So we’ve been beating up Frapple mercilessly ad nauseum at UTB. Now it’s time to turn around and look in the mirror. How is…can BlackBerry leverage this opportunity?
Hopefully, the entire world just received an education about what happens when you trust Frapple. So that’s done, without BlackBerry lifting a finger. Frapple has stuck it’s fruit in it’s mouth in a VERY high profile way. Next, of course, BlackBerry needs to demonstrate why they actually are better at security and not just giving it lip service.
And that is just what they have done on the BlackBerry Insider Business Blog:
Security is extremely difficult. The defender needs to protect all of the entry points, while the attacker only needs one vulnerability.

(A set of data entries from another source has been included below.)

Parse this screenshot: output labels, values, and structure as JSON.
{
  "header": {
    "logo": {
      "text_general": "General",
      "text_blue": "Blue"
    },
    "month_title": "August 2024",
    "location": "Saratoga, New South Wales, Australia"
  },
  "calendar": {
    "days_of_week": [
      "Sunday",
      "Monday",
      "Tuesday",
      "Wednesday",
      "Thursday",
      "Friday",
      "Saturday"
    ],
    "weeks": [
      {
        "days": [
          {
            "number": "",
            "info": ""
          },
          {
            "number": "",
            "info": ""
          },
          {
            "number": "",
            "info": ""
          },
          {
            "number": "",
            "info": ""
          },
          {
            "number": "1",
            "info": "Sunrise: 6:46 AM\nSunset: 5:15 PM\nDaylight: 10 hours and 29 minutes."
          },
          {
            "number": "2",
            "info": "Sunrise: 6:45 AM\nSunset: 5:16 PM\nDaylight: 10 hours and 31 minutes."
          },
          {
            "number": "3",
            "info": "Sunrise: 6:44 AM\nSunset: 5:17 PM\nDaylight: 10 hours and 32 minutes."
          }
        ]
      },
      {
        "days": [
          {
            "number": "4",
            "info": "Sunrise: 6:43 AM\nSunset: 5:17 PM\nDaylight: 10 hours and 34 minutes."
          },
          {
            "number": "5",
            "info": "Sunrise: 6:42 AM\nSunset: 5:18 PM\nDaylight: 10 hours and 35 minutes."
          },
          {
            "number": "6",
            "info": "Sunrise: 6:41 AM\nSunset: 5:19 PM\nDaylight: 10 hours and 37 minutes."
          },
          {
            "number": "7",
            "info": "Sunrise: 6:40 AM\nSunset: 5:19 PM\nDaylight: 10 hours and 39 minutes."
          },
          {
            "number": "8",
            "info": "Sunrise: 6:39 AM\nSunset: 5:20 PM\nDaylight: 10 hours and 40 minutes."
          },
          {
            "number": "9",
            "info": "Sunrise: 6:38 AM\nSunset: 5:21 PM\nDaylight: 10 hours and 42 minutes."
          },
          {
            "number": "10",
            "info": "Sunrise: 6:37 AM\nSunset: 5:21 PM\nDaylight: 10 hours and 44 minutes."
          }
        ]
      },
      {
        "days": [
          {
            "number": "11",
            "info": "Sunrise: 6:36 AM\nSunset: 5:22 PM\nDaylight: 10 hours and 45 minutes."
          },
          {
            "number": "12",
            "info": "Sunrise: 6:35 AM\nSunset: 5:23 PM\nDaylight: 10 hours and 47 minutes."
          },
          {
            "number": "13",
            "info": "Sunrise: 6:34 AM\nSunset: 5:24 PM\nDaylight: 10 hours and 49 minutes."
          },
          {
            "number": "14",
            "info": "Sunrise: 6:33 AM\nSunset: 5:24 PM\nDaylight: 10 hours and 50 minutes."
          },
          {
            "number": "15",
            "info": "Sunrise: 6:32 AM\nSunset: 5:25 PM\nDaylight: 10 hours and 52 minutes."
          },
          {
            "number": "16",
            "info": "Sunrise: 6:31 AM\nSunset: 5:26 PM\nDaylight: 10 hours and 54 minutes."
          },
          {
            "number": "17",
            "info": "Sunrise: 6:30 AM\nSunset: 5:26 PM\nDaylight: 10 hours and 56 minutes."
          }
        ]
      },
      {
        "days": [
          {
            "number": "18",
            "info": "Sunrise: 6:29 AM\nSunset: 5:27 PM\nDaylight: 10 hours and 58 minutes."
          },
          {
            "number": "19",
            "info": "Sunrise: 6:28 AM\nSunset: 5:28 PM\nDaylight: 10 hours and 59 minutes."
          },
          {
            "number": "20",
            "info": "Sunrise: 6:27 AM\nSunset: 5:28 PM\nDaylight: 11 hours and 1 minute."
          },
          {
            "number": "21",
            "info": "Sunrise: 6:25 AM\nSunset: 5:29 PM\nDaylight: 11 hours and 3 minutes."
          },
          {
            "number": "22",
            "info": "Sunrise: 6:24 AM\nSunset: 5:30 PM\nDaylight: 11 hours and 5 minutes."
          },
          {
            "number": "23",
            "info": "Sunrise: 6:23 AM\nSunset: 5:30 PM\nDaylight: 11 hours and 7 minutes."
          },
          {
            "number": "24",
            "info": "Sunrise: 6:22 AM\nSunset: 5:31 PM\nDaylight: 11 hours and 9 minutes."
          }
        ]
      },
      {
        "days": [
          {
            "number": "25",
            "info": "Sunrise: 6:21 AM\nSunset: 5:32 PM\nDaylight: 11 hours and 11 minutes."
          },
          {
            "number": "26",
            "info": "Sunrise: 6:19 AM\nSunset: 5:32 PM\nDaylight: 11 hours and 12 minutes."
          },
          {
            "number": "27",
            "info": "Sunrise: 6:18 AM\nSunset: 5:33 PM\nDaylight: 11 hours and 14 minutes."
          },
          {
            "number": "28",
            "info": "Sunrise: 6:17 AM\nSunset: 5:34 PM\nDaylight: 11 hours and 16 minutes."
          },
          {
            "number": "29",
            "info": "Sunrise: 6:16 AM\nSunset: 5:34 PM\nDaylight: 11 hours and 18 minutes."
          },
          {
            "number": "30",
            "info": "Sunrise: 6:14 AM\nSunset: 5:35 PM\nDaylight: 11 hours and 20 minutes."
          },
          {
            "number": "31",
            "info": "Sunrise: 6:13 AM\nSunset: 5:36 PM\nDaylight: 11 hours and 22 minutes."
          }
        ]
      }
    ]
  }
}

Security is only as strong as its weakest link. Hackers, home intruders and electricity follow the path of least resistance. If you lock, deadbolt and chain the front door, make sure you don’t leave the window open.
Security is about economics. No system is impenetrable, so security needs to be implemented in the right places. The resources spent on security need to align with the value of what you’re protecting.
Secure systems need secure foundations. To be effective, security needs to be baked into the system from the very beginning. Security is not a feature or an enhancement; it’s a fundamental property of the system.
Security takes time and experience. You cannot build a secure product overnight, and you cannot compromise on security. The only true test is the test of time.
Next, they need to get down and dirty and go on the offensive. Which they have also done and are doing… with a little help from solid fans, such as we have here at UTB *blush*.
BlackBerry promotes anti-Apple tweets
The news offered the Canadian firm another opportunity to advertise its mobile security. BlackBerry mocked Apple by promoting several tweets from users that were targeted at Apple’s lack of security. On its Twitter account this week, the Waterloo company also promoted tweets that praised it for having the most secure platform.
For example, one BlackBerry fan who used the BlackBerry hashtag signs #BB4life and #teamblackberry said, “Security is key to business! Not concerned about MY photos!” On BlackBerry’s Twitter account, another fan wrote, “Sounds like Apple needs BlackBerry’s ECC patents,” adding “Best crypto according to the NSA.”
BlackBerry also promoted a fan-made advertisement that shows a picture of a QWERTY-equipped BlackBerry and a tagline saying, “When private photos need to remain private.” Despite the clarification from Apple that there was no breach at its end, BlackBerry fans can be proud about the security offered by the company’s platform.
Next, compliments of Aman Jain at Valuewalk they need to hit the marketing and P.R. HARD.
The ongoing concerns over security provoked by the Apple iCloud incident also provides an opportunity to the Canadian firm to rope in celebrities who will surely be disappointed with the iPhone maker after their nude photos found their way onto the web. The iCloud breach is surely a big blunder–big enough to create a dent in Apple’s reputation.
So taking advantage of the situation, BlackBerry should actively pitch itself to celebrities by offering its new BlackBerry 10 smartphones.
So to wrap it up, the checklist for the game plan to success:
1. Demonstrate how insecure Frapple is….. CHECK!
2. Educate as to why BlackBerry is better….CHECK!
3. Mock Frapple ceaselessly… IN PROGRESS!
4. Marketing and P.R…leverage the sincere passion of the targeted celebrities to express their heartfelt reasons to use a secure platform, while at the same time offering them well needed protection…. DO IT!!!!